Court OKs traffic stop after middle-finger to trooper
RALEIGH, N.C. (AP) — A North Carolina appeals court says a state trooper acted appropriately when he chased and stopped a vehicle after its passenger flashed an obscene hand gesture at the law officer.
A divided Court of Appeals panel ruled Tuesday there was no legal error in charging Shawn Patrick Ellis with resisting or delaying the trooper during the Stanly County stop. Ellis initially refused to turn over identification. He argued in court the traffic stop was illegal.
Judge Chris Dillon wrote for the court that while Ellis’s middle-finger wave was protected free speech, the trooper had reason to believe that the crime of disorderly conduct was being committed. Dillon wrote that it’s illegal to make gestures plainly intended to provoke violent retaliation and cause a breach of the peace.

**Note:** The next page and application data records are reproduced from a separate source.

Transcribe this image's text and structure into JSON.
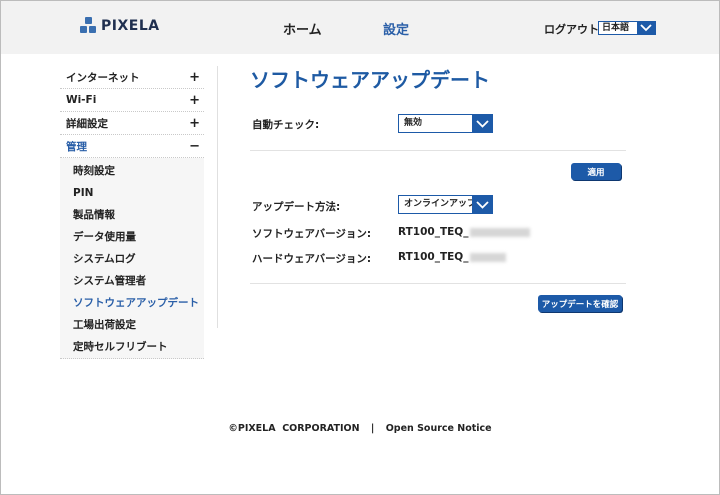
{
  "header": {
    "logo_text": "PIXELA",
    "nav_home": "ホーム",
    "nav_settings": "設定",
    "logout": "ログアウト",
    "language_value": "日本語"
  },
  "sidebar": {
    "sections": [
      {
        "label": "インターネット",
        "toggle": "+"
      },
      {
        "label": "Wi-Fi",
        "toggle": "+"
      },
      {
        "label": "詳細設定",
        "toggle": "+"
      },
      {
        "label": "管理",
        "toggle": "−"
      }
    ],
    "sub_items": [
      "時刻設定",
      "PIN",
      "製品情報",
      "データ使用量",
      "システムログ",
      "システム管理者",
      "ソフトウェアアップデート",
      "工場出荷設定",
      "定時セルフリブート"
    ],
    "active_sub_item_index": 6
  },
  "main": {
    "title": "ソフトウェアアップデート",
    "auto_check_label": "自動チェック:",
    "auto_check_value": "無効",
    "apply_button": "適用",
    "update_method_label": "アップデート方法:",
    "update_method_value": "オンラインアップ",
    "software_version_label": "ソフトウェアバージョン:",
    "software_version_value": "RT100_TEQ_",
    "hardware_version_label": "ハードウェアバージョン:",
    "hardware_version_value": "RT100_TEQ_",
    "check_update_button": "アップデートを確認"
  },
  "footer": {
    "copyright": "©PIXELA  CORPORATION",
    "separator": "|",
    "open_source": "Open Source Notice"
  },
  "colors": {
    "accent": "#1d5aa8",
    "title": "#1e5aa3",
    "header_bg": "#f2f2f2"
  }
}
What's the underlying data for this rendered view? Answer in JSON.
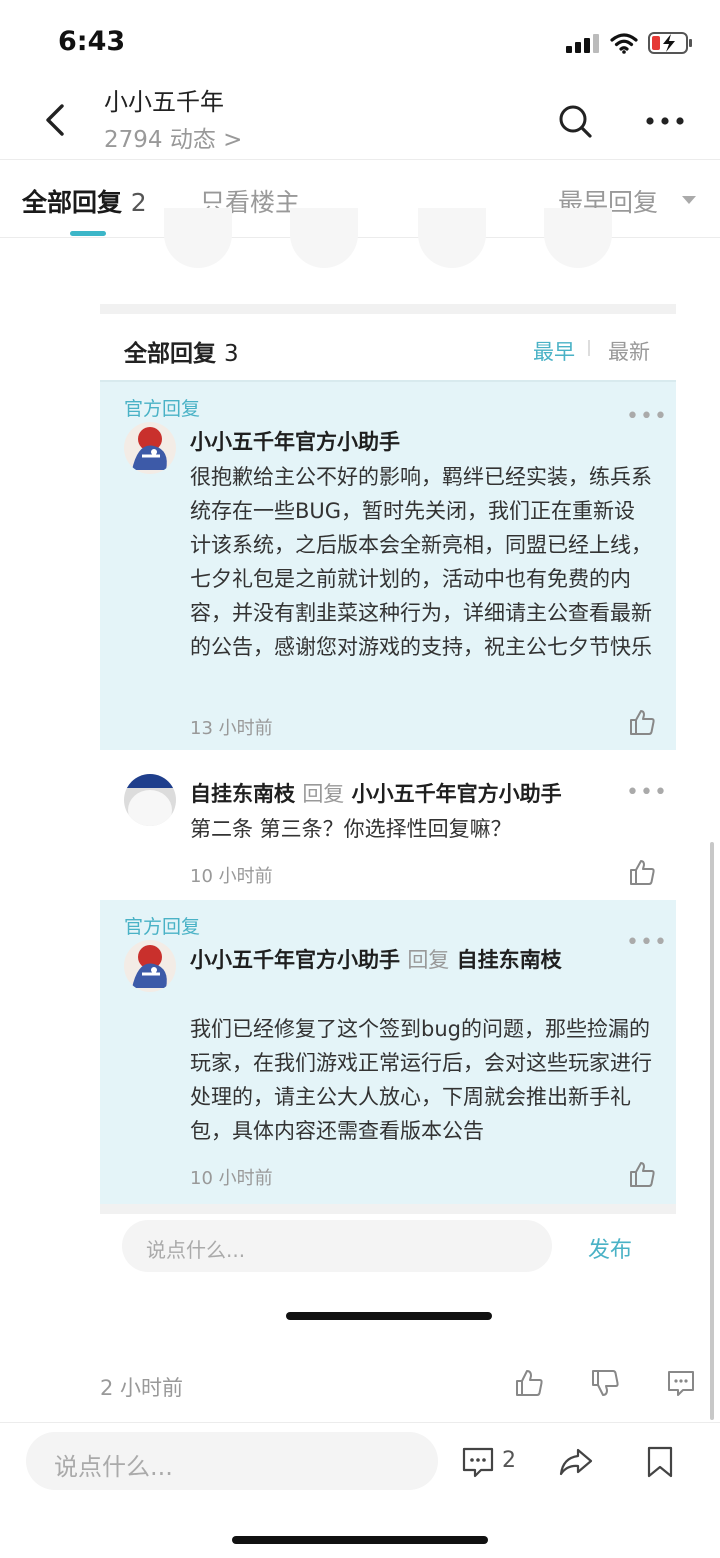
{
  "status_bar": {
    "time": "6:43"
  },
  "header": {
    "title": "小小五千年",
    "subtitle": "2794 动态 >"
  },
  "tabs": {
    "all_label": "全部回复",
    "all_count": "2",
    "owner_only": "只看楼主",
    "sort": "最早回复"
  },
  "panel": {
    "heading": "全部回复",
    "count": "3",
    "sort_early": "最早",
    "sort_latest": "最新"
  },
  "replies": [
    {
      "official_label": "官方回复",
      "author": "小小五千年官方小助手",
      "text": "很抱歉给主公不好的影响，羁绊已经实装，练兵系统存在一些BUG，暂时先关闭，我们正在重新设计该系统，之后版本会全新亮相，同盟已经上线，七夕礼包是之前就计划的，活动中也有免费的内容，并没有割韭菜这种行为，详细请主公查看最新的公告，感谢您对游戏的支持，祝主公七夕节快乐",
      "time": "13 小时前"
    },
    {
      "author": "自挂东南枝",
      "reply_word": "回复",
      "reply_to": "小小五千年官方小助手",
      "text": "第二条 第三条？你选择性回复嘛？",
      "time": "10 小时前"
    },
    {
      "official_label": "官方回复",
      "author": "小小五千年官方小助手",
      "reply_word": "回复",
      "reply_to": "自挂东南枝",
      "text": "我们已经修复了这个签到bug的问题，那些捡漏的玩家，在我们游戏正常运行后，会对这些玩家进行处理的，请主公大人放心，下周就会推出新手礼包，具体内容还需查看版本公告",
      "time": "10 小时前"
    }
  ],
  "comment_box": {
    "placeholder": "说点什么...",
    "publish": "发布"
  },
  "post": {
    "time": "2 小时前"
  },
  "bottom_bar": {
    "placeholder": "说点什么...",
    "comment_count": "2"
  },
  "colors": {
    "accent": "#4ab2c6",
    "official_bg": "#e4f4f8"
  }
}
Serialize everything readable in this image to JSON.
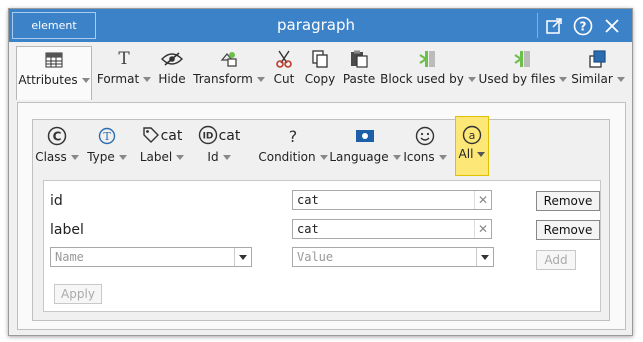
{
  "titlebar": {
    "element_tab": "element",
    "title": "paragraph",
    "icons": [
      "edit-icon",
      "help-icon",
      "close-icon"
    ]
  },
  "toolbar": {
    "items": [
      {
        "label": "Attributes",
        "icon": "table-grid-icon"
      },
      {
        "label": "Format",
        "icon": "text-format-icon"
      },
      {
        "label": "Hide",
        "icon": "eye-slash-icon"
      },
      {
        "label": "Transform",
        "icon": "transform-icon"
      },
      {
        "label": "Cut",
        "icon": "scissors-icon"
      },
      {
        "label": "Copy",
        "icon": "copy-icon"
      },
      {
        "label": "Paste",
        "icon": "paste-icon"
      },
      {
        "label": "Block used by",
        "icon": "block-used-by-icon"
      },
      {
        "label": "Used by files",
        "icon": "used-by-files-icon"
      },
      {
        "label": "Similar",
        "icon": "similar-icon"
      }
    ]
  },
  "subtoolbar": {
    "items": [
      {
        "label": "Class",
        "icon": "copyright-icon",
        "badge": ""
      },
      {
        "label": "Type",
        "icon": "t-circle-icon",
        "badge": ""
      },
      {
        "label": "Label",
        "icon": "tag-icon",
        "badge": "cat"
      },
      {
        "label": "Id",
        "icon": "id-icon",
        "badge": "cat"
      },
      {
        "label": "Condition",
        "icon": "question-icon",
        "badge": ""
      },
      {
        "label": "Language",
        "icon": "flag-icon",
        "badge": ""
      },
      {
        "label": "Icons",
        "icon": "smiley-icon",
        "badge": ""
      },
      {
        "label": "All",
        "icon": "at-sign-icon",
        "badge": ""
      }
    ]
  },
  "attributes": {
    "rows": [
      {
        "name": "id",
        "value": "cat",
        "remove_label": "Remove"
      },
      {
        "name": "label",
        "value": "cat",
        "remove_label": "Remove"
      }
    ],
    "new_row": {
      "name_placeholder": "Name",
      "value_placeholder": "Value",
      "add_label": "Add"
    },
    "apply_label": "Apply"
  },
  "colors": {
    "titlebar": "#3b82c9",
    "active_subtab": "#fde877",
    "window_bg": "#f0f0f0"
  }
}
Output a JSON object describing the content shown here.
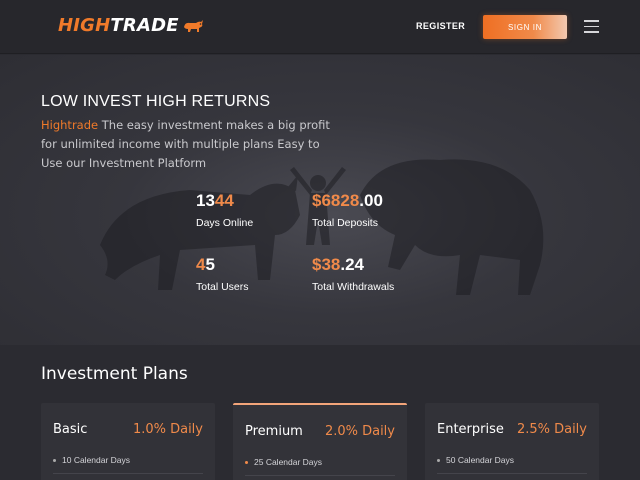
{
  "header": {
    "logo_part1": "HIGH",
    "logo_part2": "TRADE",
    "logo_icon": "bull-icon",
    "register_label": "REGISTER",
    "signin_label": "SIGN IN",
    "menu_icon": "hamburger-menu-icon"
  },
  "hero": {
    "title": "LOW INVEST HIGH RETURNS",
    "brand": "Hightrade",
    "subtitle": " The easy investment makes a big profit for unlimited income with multiple plans Easy to Use our Investment Platform",
    "stats": [
      {
        "value_main": "13",
        "value_accent": "44",
        "label": "Days Online"
      },
      {
        "value_main": "$6828",
        "value_accent": ".00",
        "label": "Total Deposits"
      },
      {
        "value_main": "4",
        "value_accent": "5",
        "label": "Total Users"
      },
      {
        "value_main": "$38",
        "value_accent": ".24",
        "label": "Total Withdrawals"
      }
    ]
  },
  "plans": {
    "title": "Investment Plans",
    "items": [
      {
        "name": "Basic",
        "rate": "1.0% Daily",
        "feature": "10 Calendar Days"
      },
      {
        "name": "Premium",
        "rate": "2.0% Daily",
        "feature": "25 Calendar Days"
      },
      {
        "name": "Enterprise",
        "rate": "2.5% Daily",
        "feature": "50 Calendar Days"
      }
    ]
  },
  "colors": {
    "accent": "#f07a2a",
    "background": "#2b2b31",
    "header": "#27272c"
  }
}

This story has been updated to correct spelling for Stanly County